Testing Problem Solving in Ravens: String-Pulling to Reach Food
The results support the idea that the ravens behaviour in accessing meat on a string is not only a product of rapid learning but may involve some understanding of cause–effect relation between string, food and certain body parts.
Ravens, Corvus corax, follow gaze direction of humans around obstacles
- T. Bugnyar, Mareike Stöwe, B. Heinrich
- Psychology, BiologyProceedings of the Royal Society of London…
- 7 July 2004
It is shown that hand–raised ravens not only visually co–orient with the look–ups of a human experimenter but also reposition themselves to follow the experimenter's gaze around a visual barrier, raising the possibility that sub–adult and adult ravens can project a line of sight for the other person into the distance.

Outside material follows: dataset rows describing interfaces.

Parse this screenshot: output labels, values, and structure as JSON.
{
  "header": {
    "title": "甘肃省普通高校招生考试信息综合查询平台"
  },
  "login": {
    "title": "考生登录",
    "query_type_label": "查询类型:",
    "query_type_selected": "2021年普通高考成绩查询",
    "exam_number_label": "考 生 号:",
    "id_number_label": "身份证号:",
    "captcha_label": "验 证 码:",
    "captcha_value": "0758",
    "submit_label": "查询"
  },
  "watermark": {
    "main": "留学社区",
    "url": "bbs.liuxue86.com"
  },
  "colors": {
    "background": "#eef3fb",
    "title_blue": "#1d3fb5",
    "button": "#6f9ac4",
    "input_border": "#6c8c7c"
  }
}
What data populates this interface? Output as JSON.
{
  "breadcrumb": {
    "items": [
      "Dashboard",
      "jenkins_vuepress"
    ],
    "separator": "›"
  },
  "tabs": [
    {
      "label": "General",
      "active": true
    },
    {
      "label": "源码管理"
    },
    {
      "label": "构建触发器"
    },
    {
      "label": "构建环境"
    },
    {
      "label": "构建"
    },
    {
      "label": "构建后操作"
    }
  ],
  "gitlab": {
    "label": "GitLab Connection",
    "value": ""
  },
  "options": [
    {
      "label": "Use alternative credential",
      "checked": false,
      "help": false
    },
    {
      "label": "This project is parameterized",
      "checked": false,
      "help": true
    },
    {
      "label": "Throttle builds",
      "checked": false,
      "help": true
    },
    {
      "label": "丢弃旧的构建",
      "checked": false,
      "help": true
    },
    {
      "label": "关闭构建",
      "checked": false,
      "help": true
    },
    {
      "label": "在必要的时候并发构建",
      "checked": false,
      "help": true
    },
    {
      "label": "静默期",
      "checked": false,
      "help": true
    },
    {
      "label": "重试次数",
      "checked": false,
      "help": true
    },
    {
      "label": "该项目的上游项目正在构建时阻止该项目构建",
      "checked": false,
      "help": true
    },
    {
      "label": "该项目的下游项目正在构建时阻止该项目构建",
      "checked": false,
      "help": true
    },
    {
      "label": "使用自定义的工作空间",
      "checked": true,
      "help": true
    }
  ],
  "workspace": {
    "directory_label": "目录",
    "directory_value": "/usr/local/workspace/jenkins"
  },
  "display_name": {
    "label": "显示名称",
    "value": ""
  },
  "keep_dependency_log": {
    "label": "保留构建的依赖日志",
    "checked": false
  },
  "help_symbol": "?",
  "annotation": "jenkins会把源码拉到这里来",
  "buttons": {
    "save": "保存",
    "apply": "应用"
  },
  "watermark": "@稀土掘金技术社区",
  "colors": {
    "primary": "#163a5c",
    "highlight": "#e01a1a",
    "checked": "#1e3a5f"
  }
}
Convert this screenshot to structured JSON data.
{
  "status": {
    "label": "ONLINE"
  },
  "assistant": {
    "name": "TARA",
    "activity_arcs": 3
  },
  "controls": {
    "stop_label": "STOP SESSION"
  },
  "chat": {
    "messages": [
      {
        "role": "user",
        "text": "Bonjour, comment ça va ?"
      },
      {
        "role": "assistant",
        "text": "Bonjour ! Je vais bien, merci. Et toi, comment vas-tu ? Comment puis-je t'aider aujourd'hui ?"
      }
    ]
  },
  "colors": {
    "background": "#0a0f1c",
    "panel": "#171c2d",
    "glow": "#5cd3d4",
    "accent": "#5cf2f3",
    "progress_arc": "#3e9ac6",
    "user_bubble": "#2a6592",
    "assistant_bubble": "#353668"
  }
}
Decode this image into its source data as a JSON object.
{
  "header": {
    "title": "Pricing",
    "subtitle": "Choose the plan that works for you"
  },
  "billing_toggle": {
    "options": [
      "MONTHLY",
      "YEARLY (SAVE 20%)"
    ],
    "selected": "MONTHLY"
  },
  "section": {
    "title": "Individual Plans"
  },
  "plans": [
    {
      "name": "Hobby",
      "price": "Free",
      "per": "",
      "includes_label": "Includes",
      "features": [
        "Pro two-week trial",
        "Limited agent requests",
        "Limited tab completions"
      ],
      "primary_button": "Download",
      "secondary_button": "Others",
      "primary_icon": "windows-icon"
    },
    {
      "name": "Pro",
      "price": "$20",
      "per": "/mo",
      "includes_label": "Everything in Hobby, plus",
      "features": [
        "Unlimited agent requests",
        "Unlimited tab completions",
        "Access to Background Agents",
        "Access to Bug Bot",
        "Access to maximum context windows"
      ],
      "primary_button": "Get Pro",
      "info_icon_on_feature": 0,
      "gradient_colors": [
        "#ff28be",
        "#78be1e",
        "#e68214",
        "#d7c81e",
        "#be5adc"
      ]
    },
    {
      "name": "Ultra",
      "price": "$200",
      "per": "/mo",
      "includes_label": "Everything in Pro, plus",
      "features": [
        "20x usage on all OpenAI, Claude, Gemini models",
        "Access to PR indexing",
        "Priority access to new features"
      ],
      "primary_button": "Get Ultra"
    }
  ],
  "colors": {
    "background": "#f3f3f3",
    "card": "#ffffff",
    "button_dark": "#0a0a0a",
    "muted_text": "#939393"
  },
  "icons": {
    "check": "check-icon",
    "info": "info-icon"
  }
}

Social Cognition and the Evolution of Language: Constructing Cognitive Phylogenies
Do Ravens Show Consolation? Responses to Distressed Others
The findings suggest that in ravens, bystanders may console victims with whom they share a valuable relationship, thus alleviating the victims' post-conflict distress, and show that ravens may be sensitive to the emotions of others.
Gaze following in the red-footed tortoise (Geochelone carbonaria)
The findings indicate that the ability to follow gaze may be found in mammals, birds and reptiles and could have evolved before the amniotic line diverged, or may result from a general ability to learn.
The ontogeny of caching in ravens, Corvus corax
Ravens, Corvus corax, differentiate between knowledgeable and ignorant competitors
This work shows that ravens modify their cache protection and pilfer tactics not simply in response to the immediate behaviour of competitors, but also in relation to whether or not they previously had the opportunity of observing caching.
Tolerance and reward equity predict cooperation in ravens (Corvus corax)
Given their natural propensity to cooperate and the results they present, ravens are considered as an interesting model species to study the evolution of, and the mechanisms underlying cooperation.